Debris from ancient meteorite effects, called "mega breccias", would be some of the oldest stones sampled from any planet in the solar system. Stones one billion years younger could reveal how Mars became the world it is.
In the area there are minerals, such as carbonates, which suggest that it once ended up in an underground aquifer – a potential refuge for organisms seeking protection from the planet's harsh and climatic climate.
Emily Lakdawalla, a geologist and leading editor of planetary society posed a question that aroused over each site being considered.
"What happens if the samples do not return?" She said.
Golombek took the microphones. "We have decided to decide for this conversation," he said. "It's all about being an optimist or a pessimist, right?"
At the moment, he called on his colleagues to be optimists.
Explore all sites
At the last morning of the workshop there was no agreement on the best place to land the rover. Some researchers said that their minds changed with each presentation, their opinions ping-ponging as they heard compelling evidence from followers of each site. Others had become more anchored in their positions.
What if they did not have to choose?

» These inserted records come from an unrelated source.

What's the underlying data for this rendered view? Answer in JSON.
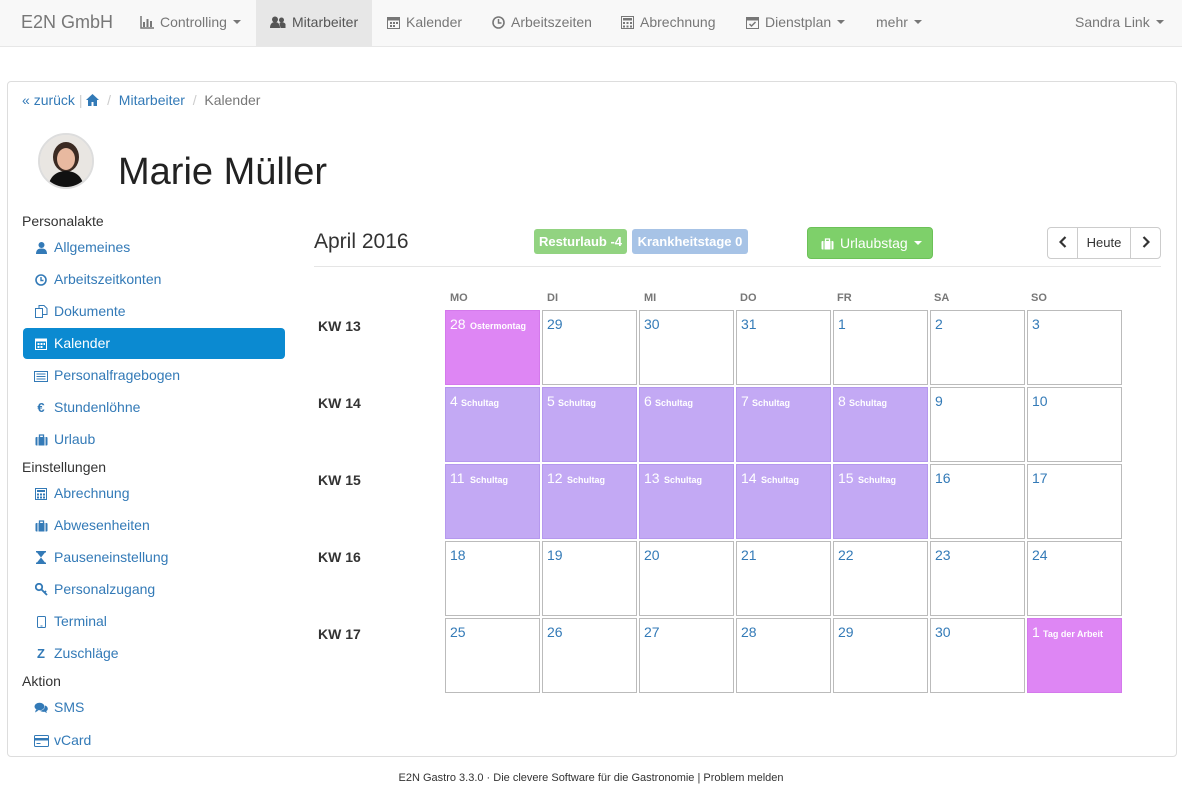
{
  "navbar": {
    "brand": "E2N GmbH",
    "items": [
      {
        "label": "Controlling",
        "icon": "bar-chart-icon"
      },
      {
        "label": "Mitarbeiter",
        "icon": "users-icon"
      },
      {
        "label": "Kalender",
        "icon": "calendar-icon"
      },
      {
        "label": "Arbeitszeiten",
        "icon": "clock-icon"
      },
      {
        "label": "Abrechnung",
        "icon": "calculator-icon"
      },
      {
        "label": "Dienstplan",
        "icon": "calendar-check-icon"
      },
      {
        "label": "mehr"
      }
    ],
    "user": "Sandra Link"
  },
  "breadcrumb": {
    "back": "zurück",
    "mitarbeiter": "Mitarbeiter",
    "current": "Kalender"
  },
  "employee": {
    "name": "Marie Müller"
  },
  "sidebar": {
    "sections": [
      {
        "title": "Personalakte",
        "items": [
          "Allgemeines",
          "Arbeitszeitkonten",
          "Dokumente",
          "Kalender",
          "Personalfragebogen",
          "Stundenlöhne",
          "Urlaub"
        ]
      },
      {
        "title": "Einstellungen",
        "items": [
          "Abrechnung",
          "Abwesenheiten",
          "Pauseneinstellung",
          "Personalzugang",
          "Terminal",
          "Zuschläge"
        ]
      },
      {
        "title": "Aktion",
        "items": [
          "SMS",
          "vCard"
        ]
      }
    ],
    "active": "Kalender"
  },
  "calendar": {
    "month_title": "April 2016",
    "label_resturlaub": "Resturlaub -4",
    "label_krankheitstage": "Krankheitstage 0",
    "urlaub_button": "Urlaubstag",
    "today_button": "Heute",
    "weekdays": [
      "MO",
      "DI",
      "MI",
      "DO",
      "FR",
      "SA",
      "SO"
    ],
    "weeks": [
      {
        "label": "KW 13",
        "days": [
          {
            "d": "28",
            "ev": "Ostermontag",
            "type": "holiday"
          },
          {
            "d": "29"
          },
          {
            "d": "30"
          },
          {
            "d": "31"
          },
          {
            "d": "1"
          },
          {
            "d": "2"
          },
          {
            "d": "3"
          }
        ]
      },
      {
        "label": "KW 14",
        "days": [
          {
            "d": "4",
            "ev": "Schultag",
            "type": "school"
          },
          {
            "d": "5",
            "ev": "Schultag",
            "type": "school"
          },
          {
            "d": "6",
            "ev": "Schultag",
            "type": "school"
          },
          {
            "d": "7",
            "ev": "Schultag",
            "type": "school"
          },
          {
            "d": "8",
            "ev": "Schultag",
            "type": "school"
          },
          {
            "d": "9"
          },
          {
            "d": "10"
          }
        ]
      },
      {
        "label": "KW 15",
        "days": [
          {
            "d": "11",
            "ev": "Schultag",
            "type": "school"
          },
          {
            "d": "12",
            "ev": "Schultag",
            "type": "school"
          },
          {
            "d": "13",
            "ev": "Schultag",
            "type": "school"
          },
          {
            "d": "14",
            "ev": "Schultag",
            "type": "school"
          },
          {
            "d": "15",
            "ev": "Schultag",
            "type": "school"
          },
          {
            "d": "16"
          },
          {
            "d": "17"
          }
        ]
      },
      {
        "label": "KW 16",
        "days": [
          {
            "d": "18"
          },
          {
            "d": "19"
          },
          {
            "d": "20"
          },
          {
            "d": "21"
          },
          {
            "d": "22"
          },
          {
            "d": "23"
          },
          {
            "d": "24"
          }
        ]
      },
      {
        "label": "KW 17",
        "days": [
          {
            "d": "25"
          },
          {
            "d": "26"
          },
          {
            "d": "27"
          },
          {
            "d": "28"
          },
          {
            "d": "29"
          },
          {
            "d": "30"
          },
          {
            "d": "1",
            "ev": "Tag der Arbeit",
            "type": "holiday"
          }
        ]
      }
    ]
  },
  "footer": {
    "text": "E2N Gastro 3.3.0 · Die clevere Software für die Gastronomie | ",
    "link": "Problem melden"
  }
}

The mission-based science team had thought of an ambitious expanded mission centered around a new landing site on the edge of northeastern Syrtis called "Midway", not far from the Jezero crater.
It would take hundreds of March days – equivalent to several years on earth – so that the rover could imagine from one place to another, so that you got the best tests. The travers would carry the rover over steep mountainsides, narrow mountain ranges and dangerous winds.
"This is incredible grand prospecting," said Ken Williford, deputy project researcher for the mission.
Even at Mars standards, Midway was full of unknown.
Researchers had not been able to carry out detailed analyzes of the rocks it contains, and the proposed 15 mile traffic was at the edge of what could be achieved by a lumbering robber.
There were many ways that this could end badly, some worried.
"But" project researcher Ken Farley opposed "there is more than one way to fail".
"Personally," he continued: "I do not want to fail because we have not been ambitious enough to make the test cache scientifically worthy."
In the end, the decision would come down to Thomas Zurbuchen.
As NASA's Associated Administrator of Science, he oversees more than 100 missions aimed at understanding the solar system and beyond.
"This is the most risky," he said about the $ 2 billion mission. "But suppose everything goes just as we hoped. The landing place I'm the deciding officer on will make history."
Days before he was scheduled to get his final compilation about the landing options, Zurbuchen was undecided.
He had participated in a part of the landing workshop. There was still so much to consider: the engineers' safety assessments, the potential for follow-up missions, the need to balance astrobiology research with other scientific issues.
Then there was the vision he thought when he closed his eyes to dream – a consideration that was not economical or scientific, but pure hope. A probe carrying the Mars test runs back to the ground. Researchers get the cache and get their first glimpse of the pieces on another planet. The lab where the rocks are analyzed, the complex instruments that will search for signs of ancient organisms.
A science classroom where his future granddaughter sees and reads a textbook called the name of the place he chose – a place where humanity learned for the first time we have not always been alone.